A sprinkled tube bundle is frequently used in technology processes where an increase or decrease of a liquid temperature in a very low-pressure environment is required. Phase transitions of the liquid very often occur at low temperatures at pressures ranging in the thousands of pascals, which enhances the heat transfer. This paper focuses on the issue of a heat-transfer coefficient that is experimentally examined at the surface of a tube bundle. The tube is located in a low-pressure chamber where the vacuum is generated using an exhauster via an ejector. The tube consists of smooth copper tubes of 12 mm diameter placed horizontally one above another. Heating water flows in the bundle from the bottom towards the top at an average input temperature of approximately 40 °C and an average flow rate of approximately 7.2 L/min. A falling film liquid at an initial temperature of approximately 15 °C at an initial tested pressure of approximately 97 kPa (atmospheric pressure) is sprinkled onto the tubes’ surface. Afterwards, the pressure in the chamber is gradually decreased. When reaching the minimum pressure of approximately 3 kPa (abs) the water partially evaporates at the lower part of the bundle. Consequently, the influence of the falling film liquid temperature increase is tested. This gradually leads to the boiling of water in a significant part of the bundle and the residual cooling liquid that drops back to the bottom of the vessel is almost not heated anymore. In this paper we present the influences of the size of the heat-transfer surfaces.

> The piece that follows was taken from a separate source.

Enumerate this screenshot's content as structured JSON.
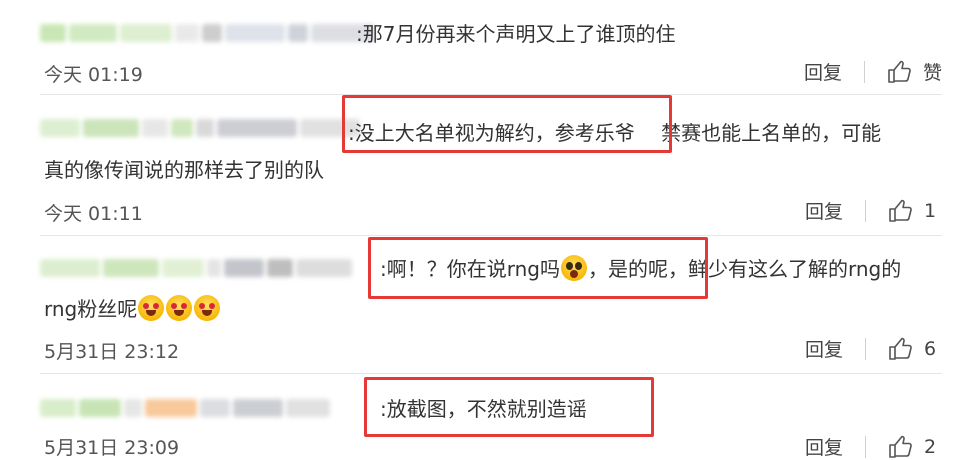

Dokumenty

BibTex


@article{BUT119543,
  author="Petr {Kracík} and Martin {Lisý} and Marek {Baláš} and Jiří {Pospíšil}",
  title="The Size Effect of Heat-Transfer Surfaces on Boiling",
  annote="A sprinkled tube bundle is frequently used in technology processes where an increase or decrease of a liquid temperature in a very low-pressure environment is required. Phase transitions of the liquid very often occur at low temperatures at pressures ranging in the thousands of pascals, which enhances the heat transfer. This paper focuses on the issue of a heat-transfer coefficient that is experimentally examined at the surface of a tube bundle. The tube is located in a low-pressure chamber where the vacuum is generated using an exhauster via an ejector. The tube consists of smooth copper tubes of 12 mm diameter placed horizontally one above another. Heating water flows in the bundle from the bottom towards the top at an average input temperature of approximately 40 °C and an average flow rate of approximately 7.2 L/min. A falling film liquid at an initial temperature of approximately 15 °C at an initial tested pressure of approximately 97 kPa (atmospheric pressure) is sprinkled onto the tubes’ surface. Afterwards, the pressure in the chamber is gradually decreased. When reaching the minimum pressure of approximately 3 kPa (abs) the water partially evaporates at the lower part of the bundle. Consequently, the influence of the falling film liquid temperature increase is tested. This gradually leads to the boiling of water in a significant part of the bundle and the residual cooling liquid that drops back to the bottom of the vessel is almost not heated anymore. In this paper we present the influences of the size of the heat-transfer surfaces.
",
  address="Inštitut za kovinske materiale in technologije Ljubljana",
  chapter="119543",
  doi="10.17222/mit.2015.245",
  howpublished="print",
  institution="Inštitut za kovinske materiale in technologije Ljubljana",
  number="6",
  volume="50",
  year="2016",
  month="december",
  pages="939--944",
  publisher="Inštitut za kovinske materiale in technologije Ljubljana",
  type="journal article in Web of Science"
}